— Work item —
What lines in the following entries hold the word "가족들이"? Copy each one.

---------- Dataset entries

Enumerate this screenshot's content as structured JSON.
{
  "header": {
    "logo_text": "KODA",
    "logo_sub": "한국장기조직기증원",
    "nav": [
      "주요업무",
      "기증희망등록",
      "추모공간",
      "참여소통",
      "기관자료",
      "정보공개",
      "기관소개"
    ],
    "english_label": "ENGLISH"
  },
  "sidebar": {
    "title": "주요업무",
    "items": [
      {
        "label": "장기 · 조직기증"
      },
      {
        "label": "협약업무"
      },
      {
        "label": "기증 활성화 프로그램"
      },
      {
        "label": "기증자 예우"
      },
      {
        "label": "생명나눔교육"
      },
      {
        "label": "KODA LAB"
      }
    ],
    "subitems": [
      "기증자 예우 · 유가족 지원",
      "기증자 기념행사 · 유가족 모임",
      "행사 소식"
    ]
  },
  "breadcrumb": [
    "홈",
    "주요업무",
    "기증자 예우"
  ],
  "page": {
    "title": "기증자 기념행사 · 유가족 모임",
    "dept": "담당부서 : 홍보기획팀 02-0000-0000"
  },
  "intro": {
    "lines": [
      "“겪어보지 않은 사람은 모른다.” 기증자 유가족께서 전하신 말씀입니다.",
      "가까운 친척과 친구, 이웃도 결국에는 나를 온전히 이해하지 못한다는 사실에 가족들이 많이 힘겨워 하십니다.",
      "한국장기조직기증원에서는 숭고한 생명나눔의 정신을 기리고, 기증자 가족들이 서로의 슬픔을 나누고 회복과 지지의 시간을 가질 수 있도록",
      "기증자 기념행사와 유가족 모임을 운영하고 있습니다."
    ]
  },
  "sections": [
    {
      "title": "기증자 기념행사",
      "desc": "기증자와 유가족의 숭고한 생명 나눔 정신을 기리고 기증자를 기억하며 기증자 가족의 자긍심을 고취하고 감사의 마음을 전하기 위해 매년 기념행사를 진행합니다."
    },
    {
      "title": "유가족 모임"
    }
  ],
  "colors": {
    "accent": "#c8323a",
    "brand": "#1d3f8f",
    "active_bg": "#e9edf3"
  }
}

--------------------

— Exercise solution —
      "가까운 친척과 친구, 이웃도 결국에는 나를 온전히 이해하지 못한다는 사실에 가족들이 많이 힘겨워 하십니다.",
      "한국장기조직기증원에서는 숭고한 생명나눔의 정신을 기리고, 기증자 가족들이 서로의 슬픔을 나누고 회복과 지지의 시간을 가질 수 있도록",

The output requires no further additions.